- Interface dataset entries
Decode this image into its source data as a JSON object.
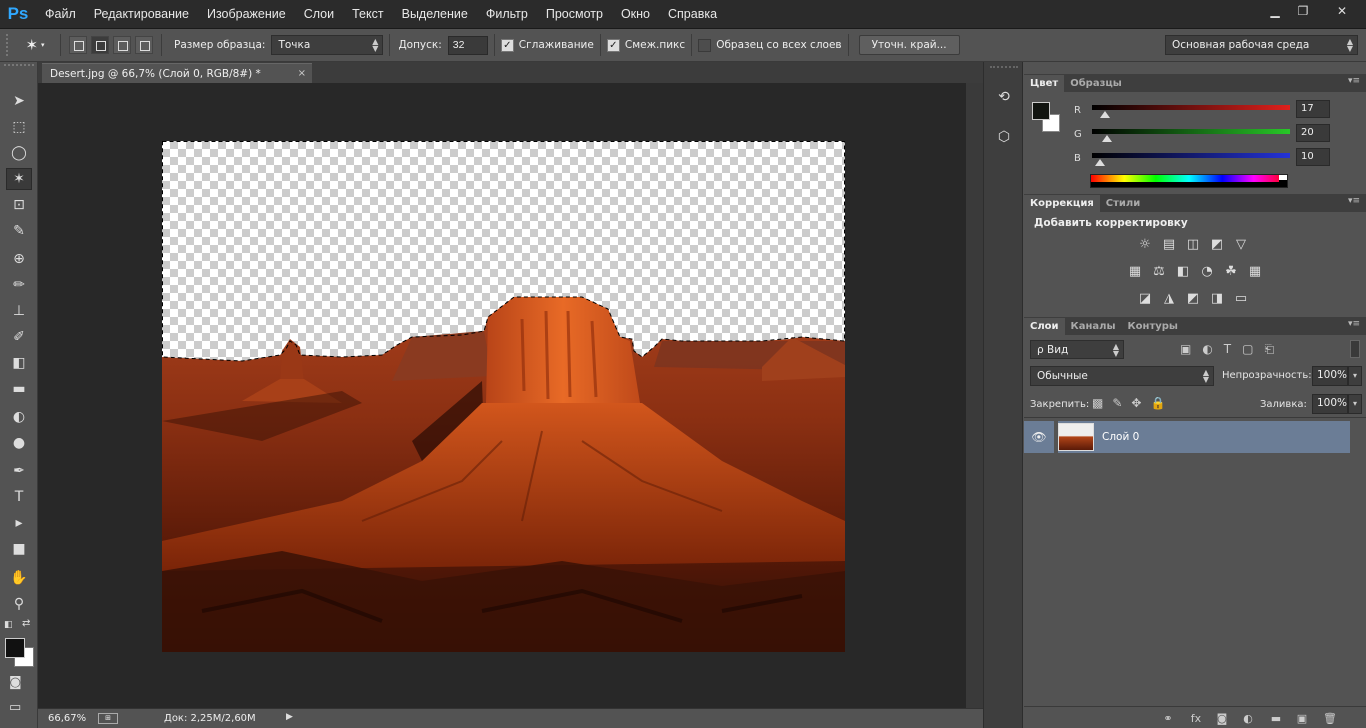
{
  "app": {
    "logo": "Ps"
  },
  "menu": [
    "Файл",
    "Редактирование",
    "Изображение",
    "Слои",
    "Текст",
    "Выделение",
    "Фильтр",
    "Просмотр",
    "Окно",
    "Справка"
  ],
  "window_controls": {
    "minimize": "▁",
    "restore": "❐",
    "close": "✕"
  },
  "options": {
    "sample_size_label": "Размер образца:",
    "sample_size_value": "Точка",
    "tolerance_label": "Допуск:",
    "tolerance_value": "32",
    "antialias_label": "Сглаживание",
    "antialias_checked": true,
    "contiguous_label": "Смеж.пикс",
    "contiguous_checked": true,
    "sample_all_label": "Образец со всех слоев",
    "sample_all_checked": false,
    "refine_edge_label": "Уточн. край...",
    "workspace_value": "Основная рабочая среда"
  },
  "document": {
    "tab_title": "Desert.jpg @ 66,7% (Слой 0, RGB/8#) *",
    "close_glyph": "×"
  },
  "status": {
    "zoom": "66,67%",
    "doc_info": "Док: 2,25M/2,60M"
  },
  "tools": [
    "move-tool",
    "marquee-tool",
    "lasso-tool",
    "magic-wand-tool",
    "crop-tool",
    "eyedropper-tool",
    "spot-healing-tool",
    "brush-tool",
    "clone-stamp-tool",
    "history-brush-tool",
    "eraser-tool",
    "gradient-tool",
    "blur-tool",
    "dodge-tool",
    "pen-tool",
    "type-tool",
    "path-selection-tool",
    "rectangle-tool",
    "hand-tool",
    "zoom-tool"
  ],
  "tool_glyphs": [
    "➤",
    "⬚",
    "◯",
    "✶",
    "⊡",
    "✎",
    "⊕",
    "✏",
    "⊥",
    "✐",
    "◧",
    "▬",
    "◐",
    "●",
    "✒",
    "T",
    "▸",
    "■",
    "✋",
    "⚲"
  ],
  "color_panel": {
    "tabs": [
      "Цвет",
      "Образцы"
    ],
    "channels": [
      {
        "label": "R",
        "value": "17",
        "fraction": 0.067,
        "color": "#e0201c"
      },
      {
        "label": "G",
        "value": "20",
        "fraction": 0.078,
        "color": "#28c828"
      },
      {
        "label": "B",
        "value": "10",
        "fraction": 0.039,
        "color": "#2433d8"
      }
    ],
    "foreground": "#111410",
    "background": "#ffffff"
  },
  "adjustments_panel": {
    "tabs": [
      "Коррекция",
      "Стили"
    ],
    "heading": "Добавить корректировку",
    "rows": [
      [
        "brightness-contrast-icon",
        "levels-icon",
        "curves-icon",
        "exposure-icon",
        "vibrance-icon"
      ],
      [
        "hue-saturation-icon",
        "color-balance-icon",
        "black-white-icon",
        "photo-filter-icon",
        "channel-mixer-icon",
        "color-lookup-icon"
      ],
      [
        "invert-icon",
        "posterize-icon",
        "threshold-icon",
        "selective-color-icon",
        "gradient-map-icon"
      ]
    ],
    "glyphs": [
      [
        "☼",
        "▤",
        "◫",
        "◩",
        "▽"
      ],
      [
        "▦",
        "⚖",
        "◧",
        "◔",
        "☘",
        "▦"
      ],
      [
        "◪",
        "◮",
        "◩",
        "◨",
        "▭"
      ]
    ]
  },
  "layers_panel": {
    "tabs": [
      "Слои",
      "Каналы",
      "Контуры"
    ],
    "filter_label": "ρ Вид",
    "blend_mode": "Обычные",
    "opacity_label": "Непрозрачность:",
    "opacity_value": "100%",
    "lock_label": "Закрепить:",
    "fill_label": "Заливка:",
    "fill_value": "100%",
    "layers": [
      {
        "name": "Слой 0",
        "visible": true
      }
    ],
    "bottom_icons": [
      "link-icon",
      "fx-icon",
      "mask-icon",
      "adjustment-layer-icon",
      "group-icon",
      "new-layer-icon",
      "trash-icon"
    ],
    "bottom_glyphs": [
      "⚭",
      "fx",
      "◙",
      "◐",
      "▬",
      "▣",
      "🗑"
    ]
  }
}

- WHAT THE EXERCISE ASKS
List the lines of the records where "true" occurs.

- ANSWER TO THIS TASK
    "antialias_checked": true,
    "contiguous_checked": true,
        "visible": true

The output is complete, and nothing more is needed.